September 22, 2014
Ukraine's fugitive president wanted for mass murder
Fugitive Ukrainian President Viktor Yanukovich, ousted after bloody street protests in which demonstrators were shot by police snipers, is wanted on an arrest warrant for mass murder, authorities announced today.
As rival neighbors east and west of the former Soviet republic said a power vacuum in Kiev must not lead to the country breaking apart, acting President Oleksander Turchinov said Ukraine's new leaders wanted relations with Russia on a "new, equal and good-neighborly footing that recognizes and takes into account Ukraine's European choice".
European Union foreign policy chief Catherine Ashton was travelling to Ukraine to discuss measures to shore up the ailing economy, which the finance ministry said needs $35 billion in foreign aid over the next two years.
Russian-backed Yanukovich, 63, who fled Kiev by helicopter on Friday, is still at large after heading first to his eastern power base, where he was prevented from flying out of the country, and then diverting south to the Crimea, acting interior minister Arsen Avakov said.
"An official case for the mass murder of peaceful citizens has been opened," Avakov wrote on his Facebook profile. "Yanukovich and other people responsible for this have been declared wanted."
Yanukovich had left a private residence in Balaclava, in the Russian-speaking Crimea, for an unknown destination by car with one of his aides and a handful of security guards, Avakov said.
It was an ignominious political end for Yanukovich who has been publicly deserted by some of his closest erstwhile allies, stripped of his luxury residence outside Kiev and had to witness the return of his arch-rival Yulia Tymoshenko.
Russia recalled its ambassador from Kiev for consultations on Sunday, accusing the opposition of having torn up a transition agreement with the president it supported.
In a sign of nervousness over how Moscow may react, Oleh Tyahnybok, a far-right nationalist who was one of three opposition leaders who negotiated with Yanukovich on Friday, said the Defence Ministry should check out reports that Russian troops might gather on Ukraine's border.
He gave no details and did not suggest such troop movements had actually taken place. Interfax news agency later quoted Ukrainian border guards as saying there was no sign of any Russian troop movements near the border.

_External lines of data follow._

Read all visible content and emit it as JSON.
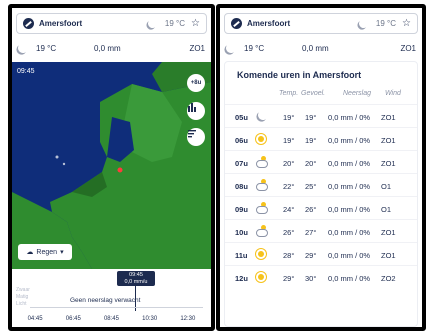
{
  "location": {
    "name": "Amersfoort",
    "current_temp": "19 °C"
  },
  "conditions": {
    "temp": "19 °C",
    "precip": "0,0 mm",
    "wind": "ZO1"
  },
  "map": {
    "time": "09:45",
    "plus_button": "+8u",
    "regen_label": "Regen",
    "timeline_tip_time": "09:45",
    "timeline_tip_value": "0,0 mm/u",
    "levels": [
      "Zwaar",
      "Matig",
      "Licht"
    ],
    "no_rain_msg": "Geen neerslag verwacht",
    "ticks": [
      "04:45",
      "06:45",
      "08:45",
      "10:30",
      "12:30"
    ]
  },
  "forecast": {
    "title": "Komende uren in Amersfoort",
    "headers": {
      "temp": "Temp.",
      "feel": "Gevoel.",
      "rain": "Neerslag",
      "wind": "Wind"
    },
    "rows": [
      {
        "hour": "05u",
        "icon": "moon",
        "temp": "19°",
        "feel": "19°",
        "rain": "0,0 mm / 0%",
        "wind": "ZO1"
      },
      {
        "hour": "06u",
        "icon": "sun",
        "temp": "19°",
        "feel": "19°",
        "rain": "0,0 mm / 0%",
        "wind": "ZO1"
      },
      {
        "hour": "07u",
        "icon": "partly-cloudy",
        "temp": "20°",
        "feel": "20°",
        "rain": "0,0 mm / 0%",
        "wind": "ZO1"
      },
      {
        "hour": "08u",
        "icon": "partly-cloudy",
        "temp": "22°",
        "feel": "25°",
        "rain": "0,0 mm / 0%",
        "wind": "O1"
      },
      {
        "hour": "09u",
        "icon": "partly-cloudy",
        "temp": "24°",
        "feel": "26°",
        "rain": "0,0 mm / 0%",
        "wind": "O1"
      },
      {
        "hour": "10u",
        "icon": "partly-cloudy",
        "temp": "26°",
        "feel": "27°",
        "rain": "0,0 mm / 0%",
        "wind": "ZO1"
      },
      {
        "hour": "11u",
        "icon": "sun",
        "temp": "28°",
        "feel": "29°",
        "rain": "0,0 mm / 0%",
        "wind": "ZO1"
      },
      {
        "hour": "12u",
        "icon": "sun",
        "temp": "29°",
        "feel": "30°",
        "rain": "0,0 mm / 0%",
        "wind": "ZO2"
      }
    ]
  },
  "colors": {
    "navy": "#1d2b4f",
    "map_sea": "#0f2d7a",
    "land": "#2f8c2f",
    "sun": "#f6c21a"
  }
}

Tyahnybok said a boat was due to arrive in the Crimean port of Sevastopol with 200 Russian commandos. Russia's Black Sea fleet is based in Sevastopol and its forces come and go freely. It was not clear whether this was a long-scheduled arrival.